Words are usually used along with the typical structures they occur in. A good example of this is the sentence “I was born in (California).” The verb in this phrase (was born) is actually a passive verb. The active voice of that verb produces the sentence “My mother bore me in California,” which approaches the ridiculous—we all know that mothers bear children, so the passive voice is more appropriate, and the structure is learned in the passive as that is how it is almost always used. Words that should also be taught in the structures they occur in are “get” phrases (to get sick, to get lost, to get excited, etc.) and “make” phrases (make dinner, make the bed) and “take” phrases (take a test, take a break). If students learn these phrases as one structure, they will be more fluent, less likely to make a mistake in word forms, and have less need to search for the correct word. They will also have fewer errors to go back and edit for and will be more able to make corrections by looking for “get” and “take” phrases and checking them for correctness.
Emphasize Going Back and Proofreading Work at Least Once
Strong papers are almost never produced in one draft, even for experienced writers. Teach students the habit of going back and checking their work at least once before turning in, deliberately checking for their own most frequent errors, which may be word endings, part of speech, the correct use of passive voice, and so forth.
Teaching editing for correct word form usage is one of the biggest challenges of an English/ESL teacher.

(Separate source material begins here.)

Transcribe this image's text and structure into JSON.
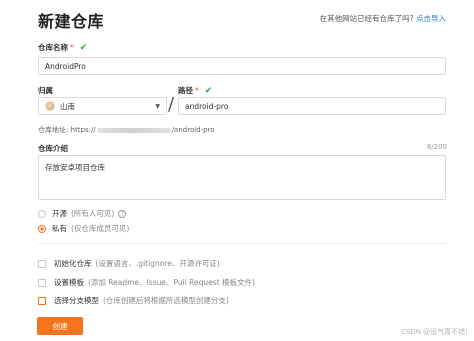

It requires first teaching students the correct word forms: the correct use of passive voice, what structures words typically occur in, which word endings are correct, and what words typically go together. Having the knowledge, however, is not enough. Students also must know what their typical errors are in word form use and then apply the rules to correct the errors. However, by calling attention to typical errors and teaching the forms words often take and the structures they occur in, students can begin to self-edit for word forms.